The castration-induced regression and testosterone stimulated regrowth of the vasculature in the rat ventral prostate lobe were studied using stereological techniques. Seven days after castration, the endothelial cell proliferation rate (bromodeoxyuridine labeling index); the total weights of blood vessel walls, blood vessel lumina, endothelial cells, glandular epithelial cells; and total organ weight were all decreased. Within 2 days after sc treatment with testosterone, the total weights of blood vessel walls, endothelial cells, and vascular lumina, as well as the endothelial cell proliferation rate, were all normalized. In contrast to the rapid response of the vasculature, the total weight of glandular epithelium and total organ weight were not normalized during the 4 days of testosterone treatment. Growth of the vasculature apparently precedes growth of the glandular epithelium. The testosterone- dependent factors stimulating the vasculature are unknown, but factors derived from epithelial cells, mast cells (which accumulate in the prostate during the first day of testosterone treatment), and tissue macrophages could all be involved. Castration-induced regression and testosterone-stimulated regrowth of the prostatic vasculature can be used as an experimental model to study factors regulating angiogenesis and organ growth in the prostate.
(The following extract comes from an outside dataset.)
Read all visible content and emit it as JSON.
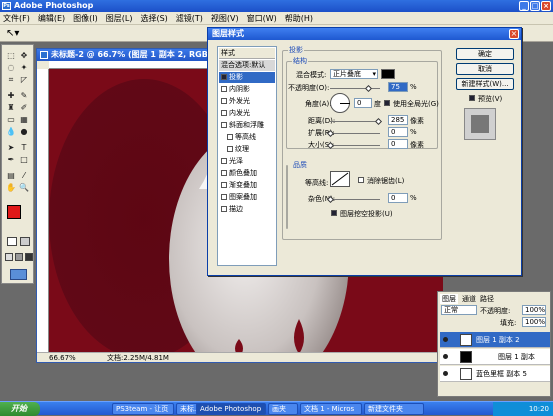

Publication types

  • Research Support, Non-U.S. Gov't

MeSH terms

  • Animals
  • Blood Vessels / drug effects
  • Male
  • Neovascularization, Physiologic / drug effects*
  • Orchiectomy*
  • Prostate / blood supply*
  • Prostate / cytology
  • Prostate / drug effects
  • Rats
  • Rats, Sprague-Dawley
  • Testosterone / pharmacology*
  • Time Factors


  • Testosterone